▸ **Input material**
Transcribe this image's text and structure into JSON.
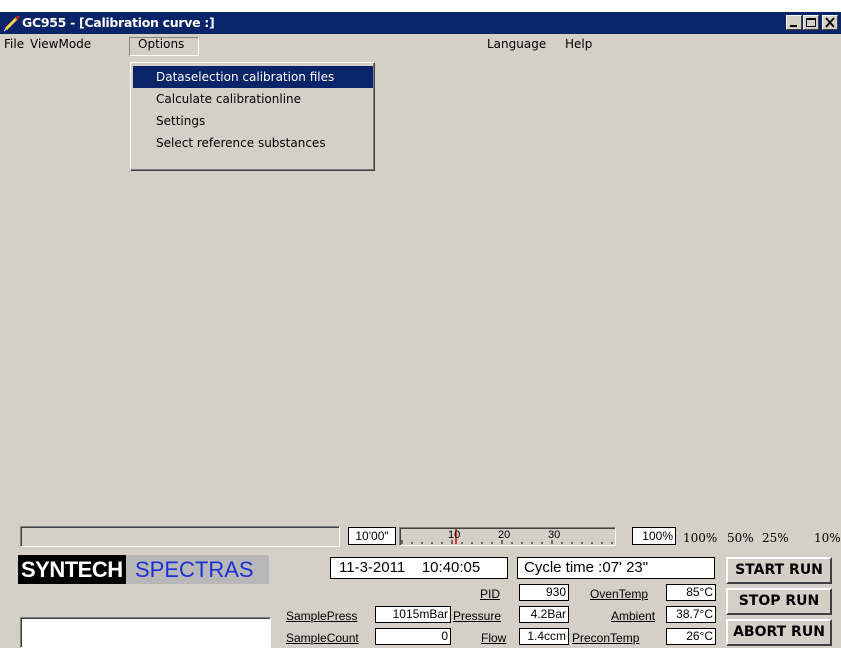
{
  "window": {
    "title": "GC955 - [Calibration curve :]"
  },
  "menubar": {
    "items": [
      "File",
      "ViewMode",
      "Options",
      "Language",
      "Help"
    ]
  },
  "options_menu": {
    "items": [
      "Dataselection calibration files",
      "Calculate calibrationline",
      "Settings",
      "Select reference substances"
    ],
    "highlighted_index": 0
  },
  "timeline": {
    "time_label": "10'00\"",
    "ticks": [
      "10",
      "20",
      "30"
    ],
    "zoom_value": "100%",
    "zoom_options": [
      "100%",
      "50%",
      "25%",
      "10%"
    ]
  },
  "brand": {
    "left": "SYNTECH",
    "right": "SPECTRAS"
  },
  "datetime": {
    "date": "11-3-2011",
    "time": "10:40:05"
  },
  "cycle_time": "Cycle time :07' 23\"",
  "readings": {
    "sample_press_label": "SamplePress",
    "sample_press_value": "1015mBar",
    "sample_count_label": "SampleCount",
    "sample_count_value": "0",
    "pid_label": "PID",
    "pid_value": "930",
    "pressure_label": "Pressure",
    "pressure_value": "4.2Bar",
    "flow_label": "Flow",
    "flow_value": "1.4ccm",
    "oven_temp_label": "OvenTemp",
    "oven_temp_value": "85°C",
    "ambient_label": "Ambient",
    "ambient_value": "38.7°C",
    "precon_temp_label": "PreconTemp",
    "precon_temp_value": "26°C"
  },
  "buttons": {
    "start": "START RUN",
    "stop": "STOP RUN",
    "abort": "ABORT RUN"
  },
  "colors": {
    "titlebar": "#0a246a",
    "highlight": "#0a246a",
    "spectras": "#1a2fd6",
    "face": "#d4d0c8"
  }
}
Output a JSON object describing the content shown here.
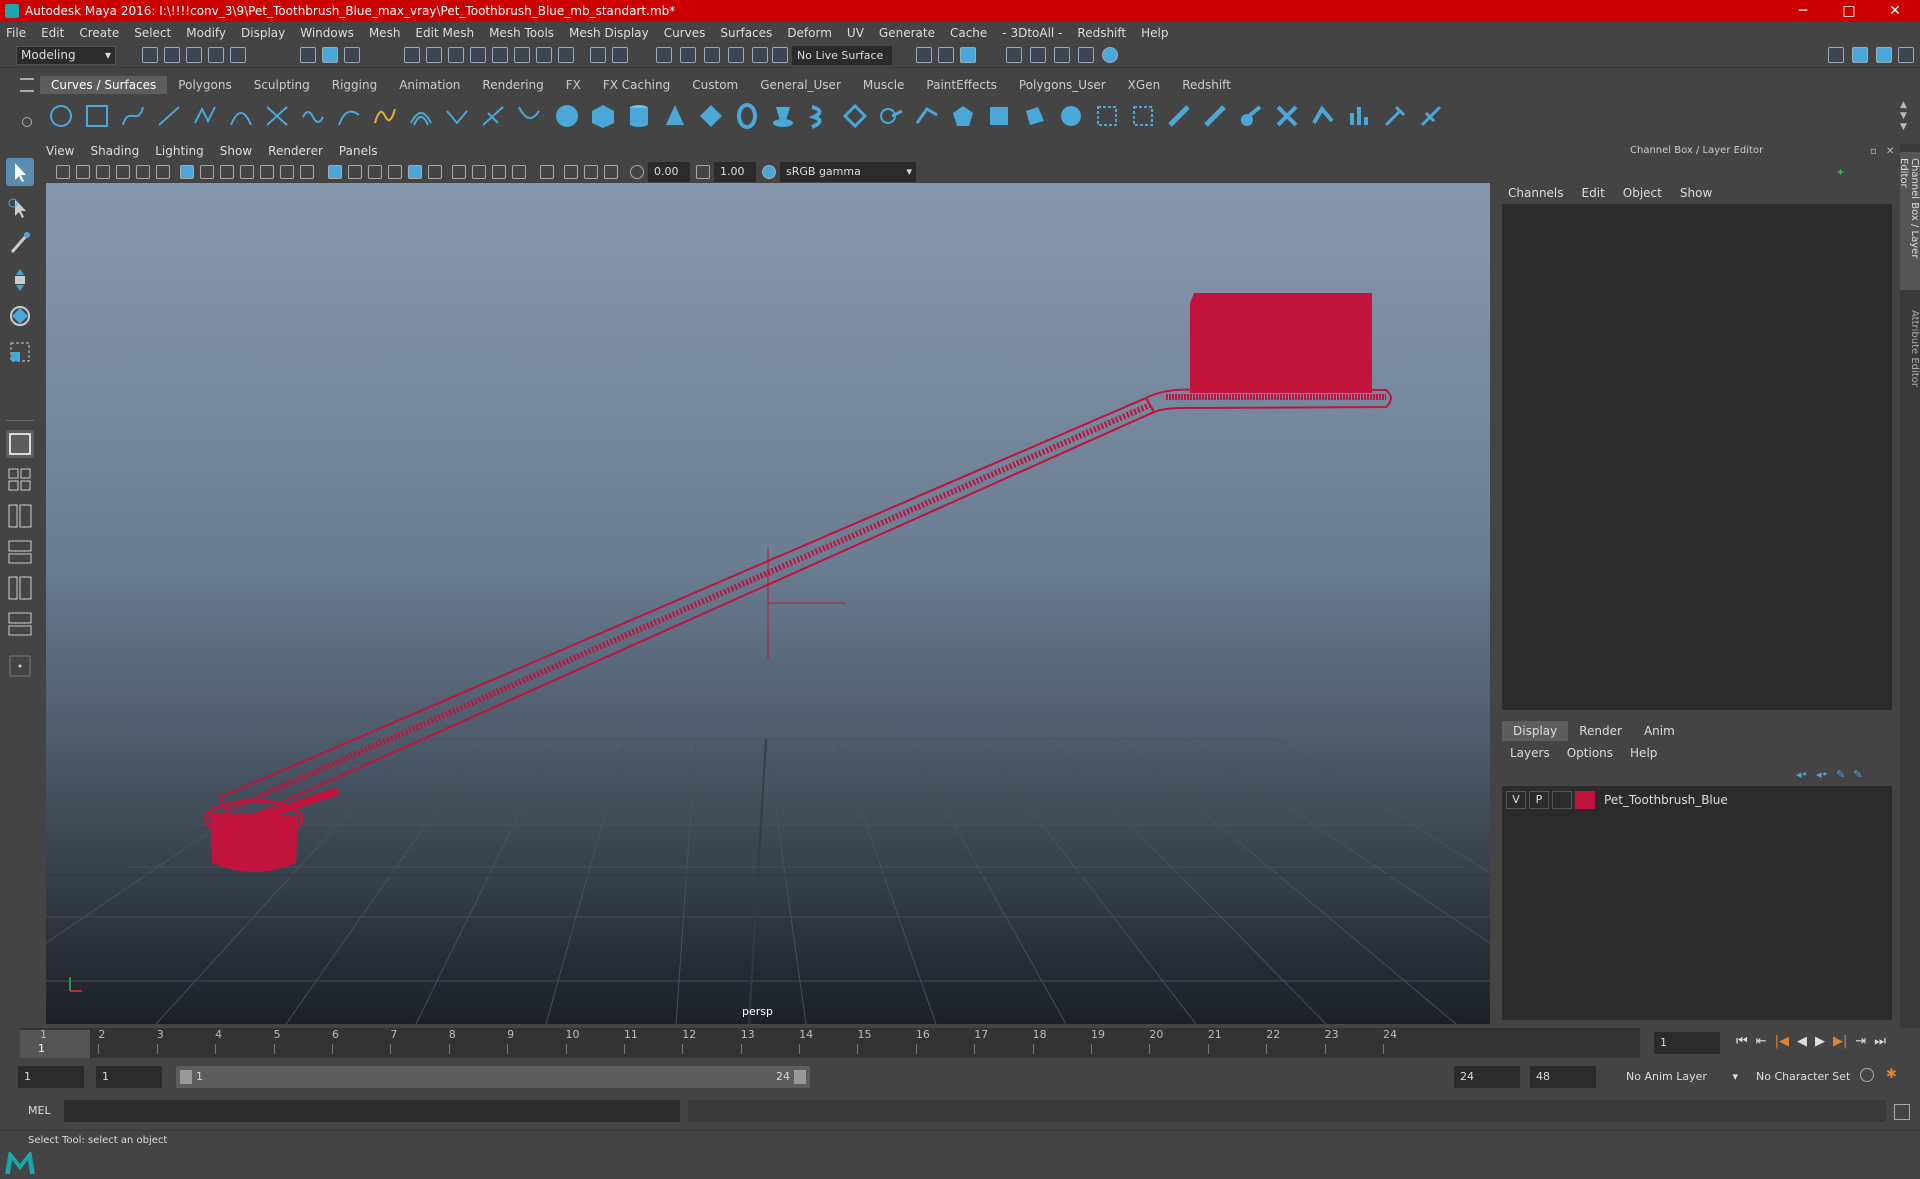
{
  "window": {
    "title": "Autodesk Maya 2016: I:\\!!!!conv_3\\9\\Pet_Toothbrush_Blue_max_vray\\Pet_Toothbrush_Blue_mb_standart.mb*",
    "minimize": "─",
    "maximize": "□",
    "close": "✕"
  },
  "menus": [
    "File",
    "Edit",
    "Create",
    "Select",
    "Modify",
    "Display",
    "Windows",
    "Mesh",
    "Edit Mesh",
    "Mesh Tools",
    "Mesh Display",
    "Curves",
    "Surfaces",
    "Deform",
    "UV",
    "Generate",
    "Cache",
    "- 3DtoAll -",
    "Redshift",
    "Help"
  ],
  "status": {
    "mode": "Modeling",
    "live_surface": "No Live Surface"
  },
  "shelf_tabs": [
    "Curves / Surfaces",
    "Polygons",
    "Sculpting",
    "Rigging",
    "Animation",
    "Rendering",
    "FX",
    "FX Caching",
    "Custom",
    "General_User",
    "Muscle",
    "PaintEffects",
    "Polygons_User",
    "XGen",
    "Redshift"
  ],
  "viewport": {
    "menus": [
      "View",
      "Shading",
      "Lighting",
      "Show",
      "Renderer",
      "Panels"
    ],
    "exposure": "0.00",
    "gamma": "1.00",
    "color_space": "sRGB gamma",
    "camera": "persp"
  },
  "channel_box": {
    "title": "Channel Box / Layer Editor",
    "menus": [
      "Channels",
      "Edit",
      "Object",
      "Show"
    ]
  },
  "layer_editor": {
    "tabs": [
      "Display",
      "Render",
      "Anim"
    ],
    "menus": [
      "Layers",
      "Options",
      "Help"
    ],
    "layer": {
      "v": "V",
      "p": "P",
      "name": "Pet_Toothbrush_Blue",
      "color": "#c0143c"
    }
  },
  "side_tabs": [
    "Channel Box / Layer Editor",
    "Attribute Editor"
  ],
  "timeline": {
    "ticks": [
      "1",
      "2",
      "3",
      "4",
      "5",
      "6",
      "7",
      "8",
      "9",
      "10",
      "11",
      "12",
      "13",
      "14",
      "15",
      "16",
      "17",
      "18",
      "19",
      "20",
      "21",
      "22",
      "23",
      "24"
    ],
    "current_frame": "1",
    "current_field": "1"
  },
  "range": {
    "start": "1",
    "playback_start": "1",
    "slider_start": "1",
    "slider_end": "24",
    "playback_end": "24",
    "end": "48",
    "anim_layer": "No Anim Layer",
    "character_set": "No Character Set"
  },
  "cmdline": {
    "label": "MEL"
  },
  "help": "Select Tool: select an object",
  "colors": {
    "title_bg": "#cc0000",
    "model": "#c0143c",
    "accent": "#4aa8d8"
  }
}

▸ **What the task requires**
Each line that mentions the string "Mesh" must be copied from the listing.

▸ **Output**
    "Mesh",
    "Edit Mesh",
    "Mesh Tools",
    "Mesh Display",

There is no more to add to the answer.